This time, Equality California, the state's largest LGBT rights group, believes it has the votes to pass the bill. The organization has been focusing its lobbying effort on the four assemblymembers who abstained.
Called the Religious Freedom and Civil Marriage Protection Act, the bill would require local clerks to issue marriage licenses to same-sex couples but allow people opposed to gay marriage to refuse to conduct weddings.
If the bill makes it through the Assembly, California would be the first state to pass gay marriage equality legislation. In Massachusetts, the only state where same-sex marriage currently is legal, it was the state Supreme Court that made the decision.
Whether Schwarzenegger will sign it into law is another matter.
Unlike his counterpart in Massachusetts, Mitt Romney, who has pushed for a constitutional amendment to ban gay marriage, Schwarzenegger has sent mixed signals.
In a January meeting with the editorial board of the San Francisco Chronicle Schwarzenegger suggested that this may not be the best time to push gay marriage, saying that a legislative push to fully recognize marriage rights for gays might backfire.
"Eventually in a few years from now, you can readdress it again and see what the people of California think,'' he told the paper. "You cannot force-feed those kind of things.''
Last year in a Tonight Show appearance Schwarzenegger said gay marriage would be "fine with me" if it were enshrined in state law or ruled legal by the courts. (story)

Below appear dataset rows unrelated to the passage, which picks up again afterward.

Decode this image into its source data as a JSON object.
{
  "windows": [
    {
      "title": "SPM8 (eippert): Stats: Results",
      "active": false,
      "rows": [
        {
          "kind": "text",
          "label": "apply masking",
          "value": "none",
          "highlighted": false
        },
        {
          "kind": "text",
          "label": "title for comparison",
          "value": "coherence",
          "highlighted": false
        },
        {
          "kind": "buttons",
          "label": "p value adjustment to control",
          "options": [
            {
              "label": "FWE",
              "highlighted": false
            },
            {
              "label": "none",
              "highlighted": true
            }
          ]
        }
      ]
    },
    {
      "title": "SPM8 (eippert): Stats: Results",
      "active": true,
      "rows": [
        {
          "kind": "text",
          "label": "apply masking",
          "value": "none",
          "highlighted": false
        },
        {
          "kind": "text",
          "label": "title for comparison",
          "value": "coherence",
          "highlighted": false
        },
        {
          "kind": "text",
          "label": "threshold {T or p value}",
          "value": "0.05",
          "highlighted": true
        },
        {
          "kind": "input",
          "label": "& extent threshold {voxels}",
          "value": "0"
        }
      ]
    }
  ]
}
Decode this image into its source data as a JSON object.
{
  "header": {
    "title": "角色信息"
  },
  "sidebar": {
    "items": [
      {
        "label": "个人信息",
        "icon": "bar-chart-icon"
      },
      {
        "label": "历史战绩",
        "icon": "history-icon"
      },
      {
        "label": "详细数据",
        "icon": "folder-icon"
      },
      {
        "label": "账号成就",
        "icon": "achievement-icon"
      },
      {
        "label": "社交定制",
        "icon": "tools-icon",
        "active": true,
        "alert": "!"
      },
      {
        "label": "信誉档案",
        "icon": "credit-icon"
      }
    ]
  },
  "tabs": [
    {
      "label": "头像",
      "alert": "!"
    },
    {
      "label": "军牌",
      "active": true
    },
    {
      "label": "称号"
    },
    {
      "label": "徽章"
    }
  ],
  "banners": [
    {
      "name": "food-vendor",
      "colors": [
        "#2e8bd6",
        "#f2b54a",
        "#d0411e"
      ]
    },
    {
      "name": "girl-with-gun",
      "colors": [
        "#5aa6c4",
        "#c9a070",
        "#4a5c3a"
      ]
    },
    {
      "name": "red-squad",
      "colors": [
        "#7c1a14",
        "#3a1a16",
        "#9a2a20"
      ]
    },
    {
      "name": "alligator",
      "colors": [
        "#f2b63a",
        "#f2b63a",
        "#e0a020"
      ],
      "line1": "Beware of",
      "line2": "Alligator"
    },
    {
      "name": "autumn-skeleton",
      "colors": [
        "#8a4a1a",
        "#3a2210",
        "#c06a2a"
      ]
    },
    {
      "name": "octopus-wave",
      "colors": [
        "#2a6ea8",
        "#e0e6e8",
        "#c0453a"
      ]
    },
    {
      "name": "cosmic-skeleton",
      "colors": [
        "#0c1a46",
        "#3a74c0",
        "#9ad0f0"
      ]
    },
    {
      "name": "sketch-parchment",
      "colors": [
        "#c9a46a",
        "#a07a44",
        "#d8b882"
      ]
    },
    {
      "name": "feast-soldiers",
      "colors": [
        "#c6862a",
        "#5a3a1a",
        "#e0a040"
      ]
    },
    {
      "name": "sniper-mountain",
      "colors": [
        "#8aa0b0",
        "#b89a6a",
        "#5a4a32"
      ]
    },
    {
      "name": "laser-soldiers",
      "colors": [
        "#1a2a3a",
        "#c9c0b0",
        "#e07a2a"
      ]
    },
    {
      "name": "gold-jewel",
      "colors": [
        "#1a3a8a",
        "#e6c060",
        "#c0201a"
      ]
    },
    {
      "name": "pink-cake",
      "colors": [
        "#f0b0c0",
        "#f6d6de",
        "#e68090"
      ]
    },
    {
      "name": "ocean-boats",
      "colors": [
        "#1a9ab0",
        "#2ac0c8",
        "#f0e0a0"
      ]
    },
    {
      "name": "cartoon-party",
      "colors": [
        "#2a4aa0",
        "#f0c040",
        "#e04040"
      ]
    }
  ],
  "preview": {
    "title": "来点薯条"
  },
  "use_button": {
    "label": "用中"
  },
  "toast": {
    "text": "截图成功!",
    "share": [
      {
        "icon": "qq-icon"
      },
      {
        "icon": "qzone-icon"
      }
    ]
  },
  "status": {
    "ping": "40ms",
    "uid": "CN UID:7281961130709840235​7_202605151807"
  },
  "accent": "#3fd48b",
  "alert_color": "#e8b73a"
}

The issue of same-sex marriage also is slowly heading toward the California Supreme Court. Last month a San San Francisco judge ruled that state laws preventing gay marriage are illegal. (story)
Meanwhile, a conservative group called the "Voters' Right to Protect Marriage Initiative" has begun collecting signatures to have a proposed amendment to the California Constitution banning same-sex marriage placed on the 2006 ballot. (story) If approved by voters it would not only bar gays and lesbians from marrying but also void the state's landmark domestic partner law.
A new poll, released on the weekend, shows that California voters are equally divided on the issue of same-sex marriage. The Public Policy Institute poll shows that 46 percent are in favor of allowing same-sex couples to marry and 46 percent are opposed.
The result is a slight increase in the number supporting gay marriage over the last poll on the issue, but has given Equality California reason to believe that if the proposed amendment makes it to voters a majority would reject it.
"This poll reflects the tremendous education Californians have received by knowing our families who live their lives, raise children, and contribute to their communities despite the stigma of discrimination," said Equality California Executive Director Geoffrey Kors in a statement.
"It is heartening to see solid movement in the direction of equality and away from discrimination."